Main Line Art Center, Lancaster Avenue and Old Buck Lane, Haverford

The sessions are free but registration is required. For more information and to register, go to www.artistlincphiladelphia.org/insurance

Please forward this email to anyone who might benefit from this information.

Sunday, January 11, 2009

ISBP installment no. 11: John Tallman

John Tallman's work makes me smile. And I like his wonderful blog, Color Chunks. And I like this excerpt from his statement:

Here's what I'm interested in:
I’m interested in that point where the illusion breaks down. 
I’m interested in answers that are both true and false. 
I’m interested in lying your way to the truth. 
I’m interested in the fragility of the art object. 
I’m interested in the theoretical possibility of 
creating endless compositions. 
I’m interested in the study of sloppy craft. 
I’m interested in joy.

Here are two of John's pieces with a shot from his studio sandwiched in between:


Thursday, January 8, 2009

ISBP installment no. 10: Mary Klein

Mary Klein is a Minneapolis-based artist--visit her blog still lifes, which records real-time progress of her work, which I find quiet and contemplative. Here is a look at her studio.

Turning 2008
oil on canvas 20 x 16

Saturday, January 3, 2009

ISBP installment no. 9: Steven Alexander

With this installation of the Interactive Studio Blog Project, we get a nice peek into Steven Alexander's studio, which is up in Dalton, PA, somewhere north of Scranton. Steven teaches at my alma mater, Marywood University. Make sure to visit Steven's wonderful Studio Journal blog, where he generously shares his work, process, and impressions and observations of other art and artists, such as the work of Brazilian painter Goncalo Ivo. I highlight this because as you'll see in the post, Steven has included a photo of Ivo's studio. The space is mighty impressive with a huge array of paints and brushes laid out with precision, like a surgeon's tools. This precision is very evident in Ivo's intensely colored geometric abstractions.

Now, back to Stephen and his work. After writing the above, I became aware that there is a real connection between Steven's workspace, which I've had the chance to see through his blog posts, and his work. I see an openness, an expansiveness that is present in both, and experience a sense of place in many of Steven's paintings. Of course, it's not at all that simple. Please see Steven's statement below...

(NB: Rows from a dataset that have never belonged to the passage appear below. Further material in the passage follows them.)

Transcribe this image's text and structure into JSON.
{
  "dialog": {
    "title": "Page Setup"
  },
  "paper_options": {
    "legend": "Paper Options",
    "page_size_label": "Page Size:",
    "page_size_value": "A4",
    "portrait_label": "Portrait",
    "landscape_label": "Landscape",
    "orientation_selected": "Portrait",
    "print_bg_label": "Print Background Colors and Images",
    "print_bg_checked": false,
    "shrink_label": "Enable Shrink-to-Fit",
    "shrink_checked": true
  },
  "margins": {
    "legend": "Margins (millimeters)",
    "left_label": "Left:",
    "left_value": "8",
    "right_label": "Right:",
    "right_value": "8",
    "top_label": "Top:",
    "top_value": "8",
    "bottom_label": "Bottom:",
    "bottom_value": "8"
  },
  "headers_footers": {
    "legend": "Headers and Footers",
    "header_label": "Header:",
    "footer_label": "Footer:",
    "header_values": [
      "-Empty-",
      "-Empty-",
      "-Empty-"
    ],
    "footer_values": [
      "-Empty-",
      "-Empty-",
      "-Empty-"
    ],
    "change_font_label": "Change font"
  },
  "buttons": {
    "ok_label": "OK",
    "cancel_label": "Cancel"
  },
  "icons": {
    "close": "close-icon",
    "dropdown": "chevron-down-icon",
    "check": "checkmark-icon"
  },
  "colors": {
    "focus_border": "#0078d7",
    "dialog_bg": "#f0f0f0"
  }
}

Meteor Beach 2008
96 x 96 acrylic on 4 canvases

My work is an exploration of relations that reside in the constant flux of sensory events. I am interested in the interaction between the painting and the viewer's imagination and experience; in the painting's catalytic potency - it's potential to generate unspecified mobile meaning.

Color operates in this work and in the world as a kind of pure energy, dynamic, capricious, evocative. The surfaces emphasize the sensual rather than analytical nature of the process, and attest to the pervasive presence of time. Within the structure of the paintings, archetypal dualities of male/female, earth/sky, internal/external are inevitably implied; not as opposing forces, but as interdependent aspects of an animate whole. In this sense, these paintings might be regarded as open-ended cosmologies, or as chunks of unencumbered raw reality, or to use John Cage's words, "like Nature in her manner of operation".

I am trying to build, out of color and substance, a place for the viewer's consciousness - where unexpected associations and resonances may occur, where history merges with the present moment, and the stuff of life, love and desire has corporeal presence - states of being, embodied in paint.